coats.  Short Bark Industries holds over 120,000+ square feet of
manufacturing capacity with operations in Florida, Puerto Rico and

The Company and 1 other affiliates sought bankruptcy protection on
July 10, 2017 (Bankr. D. Del., Case No. 17-11501 and Case No.
17-11502).  The petition was signed by Phil Williams, CEO and

The Debtors listed total assets of $10 million to $50 million and
total liabilities of $10 million to $50 million.

Bielli & Klauder, LLC, serves as lead bankruptcy counsel to the


Monday's edition of the TCR-LA delivers a list of indicative
prices for bond issues that reportedly trade well below par.
Prices are obtained by TCR-LA editors from a variety of outside
sources during the prior week we think are reliable.   Those
sources may not, however, be complete or accurate.  The Monday
Bond Pricing table is compiled on the Friday prior to publication.
Prices reported are not intended to reflect actual trades.  Prices
for actual trades are probably different.  Our objective is to
share information, not make markets in publicly traded securities.
Nothing in the TCR-LA constitutes an offer or solicitation to buy
or sell any security of any kind.  It is likely that some entity
affiliated with a TCR-LA editor holds some position in the
issuers' public debt and equity securities about which we report.

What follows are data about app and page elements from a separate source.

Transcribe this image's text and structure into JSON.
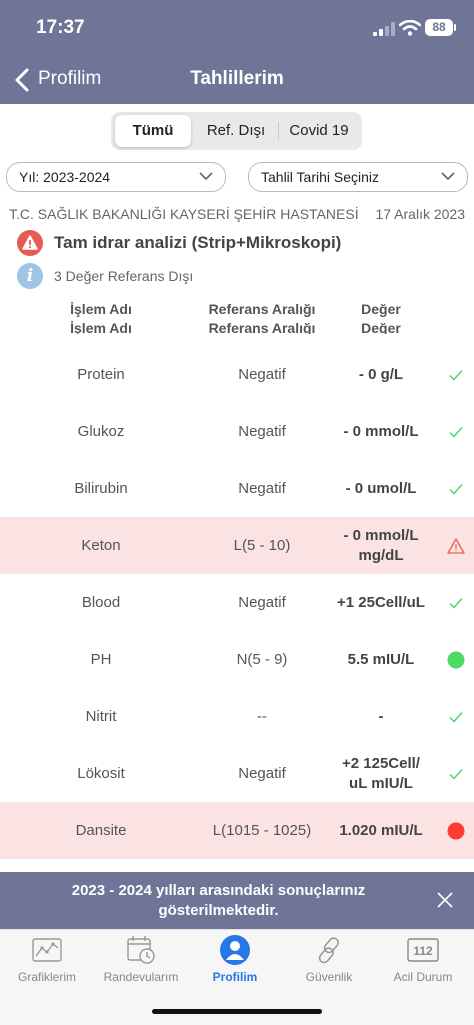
{
  "status_bar": {
    "time": "17:37",
    "battery": "88"
  },
  "nav": {
    "back_label": "Profilim",
    "title": "Tahlillerim"
  },
  "segments": [
    {
      "label": "Tümü",
      "active": true
    },
    {
      "label": "Ref. Dışı",
      "active": false
    },
    {
      "label": "Covid 19",
      "active": false
    }
  ],
  "filters": {
    "year": "Yıl: 2023-2024",
    "date": "Tahlil Tarihi Seçiniz"
  },
  "report": {
    "hospital": "T.C. SAĞLIK BAKANLIĞI KAYSERİ ŞEHİR HASTANESİ",
    "date": "17 Aralık 2023",
    "test_name": "Tam idrar analizi (Strip+Mikroskopi)",
    "out_of_range_note": "3 Değer Referans Dışı",
    "columns": {
      "name": "İşlem Adı",
      "reference": "Referans Aralığı",
      "value": "Değer"
    },
    "rows": [
      {
        "name": "Protein",
        "reference": "Negatif",
        "value": "-     0    g/L",
        "status": "ok",
        "alert": false
      },
      {
        "name": "Glukoz",
        "reference": "Negatif",
        "value": "-     0 mmol/L",
        "status": "ok",
        "alert": false
      },
      {
        "name": "Bilirubin",
        "reference": "Negatif",
        "value": "-     0 umol/L",
        "status": "ok",
        "alert": false
      },
      {
        "name": "Keton",
        "reference": "L(5 - 10)",
        "value": "-     0 mmol/L\nmg/dL",
        "status": "warning",
        "alert": true
      },
      {
        "name": "Blood",
        "reference": "Negatif",
        "value": "+1    25Cell/uL",
        "status": "ok",
        "alert": false
      },
      {
        "name": "PH",
        "reference": "N(5 - 9)",
        "value": "5.5 mIU/L",
        "status": "normal",
        "alert": false
      },
      {
        "name": "Nitrit",
        "reference": "--",
        "value": "-",
        "status": "ok",
        "alert": false
      },
      {
        "name": "Lökosit",
        "reference": "Negatif",
        "value": "+2    125Cell/\nuL mIU/L",
        "status": "ok",
        "alert": false
      },
      {
        "name": "Dansite",
        "reference": "L(1015 - 1025)",
        "value": "1.020 mIU/L",
        "status": "abnormal",
        "alert": true
      }
    ]
  },
  "toast": {
    "text": "2023 - 2024 yılları arasındaki sonuçlarınız gösterilmektedir."
  },
  "tabbar": [
    {
      "label": "Grafiklerim",
      "icon": "chart-icon",
      "active": false
    },
    {
      "label": "Randevularım",
      "icon": "calendar-clock-icon",
      "active": false
    },
    {
      "label": "Profilim",
      "icon": "profile-icon",
      "active": true
    },
    {
      "label": "Güvenlik",
      "icon": "link-icon",
      "active": false
    },
    {
      "label": "Acil Durum",
      "icon": "emergency-112-icon",
      "emergency_number": "112",
      "active": false
    }
  ],
  "colors": {
    "header": "#6e7596",
    "alert_row": "#fbe3e3",
    "ok": "#4cd964",
    "danger": "#ff3b30",
    "warning": "#e85b50",
    "active_tab": "#2877e6"
  }
}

Tuesday's edition of the TCR-LA features a list of companies with
insolvent balance sheets obtained by our editors based on the
latest balance sheets publicly available a day prior to
publication.  At first glance, this list may look like the
definitive compilation of stocks that are ideal to sell short.
Don't be fooled.  Assets, for example, reported at historical cost
net of depreciation may understate the true value of a firm's
assets.  A company may establish reserves on its balance sheet for
liabilities that may never materialize.  The prices at which
equity securities trade in public market are determined by more
than a balance sheet solvency test.

Submissions about insolvency-related conferences are encouraged.
Send announcements to


S U B S C R I P T I O N   I N F O R M A T I O N

Troubled Company Reporter-Latin America is a daily newsletter
co-published by Bankruptcy Creditors' Service, Inc., Fairless
Hills, Pennsylvania, USA, and Beard Group, Inc., Washington, D.C.,
USA, Marites O. Claro, Joy A. Agravante, Rousel Elaine T.
Fernandez, Valerie U. Pascual, Julie Anne L. Toledo, Ivy B.
Magdadaro, and Peter A. Chapman, Editors.

Copyright 2017.  All rights reserved.  ISSN 1529-2746.

This material is copyrighted and any commercial use, resale or
publication in any form (including e-mail forwarding, electronic
re-mailing and photocopying) is strictly prohibited without prior
written permission of the publishers.

Information contained herein is obtained from sources believed to
be reliable, but is not guaranteed.

The TCR Latin America subscription rate is US$775 per half-year,
delivered via e-mail.  Additional e-mail subscriptions for members
of the same firm for the term of the initial subscription or
balance thereof are US$25 each.  For subscription information,
contact Peter A. Chapman at 215-945-7000 or Joseph Cardillo at

                   * * * End of Transmission * * *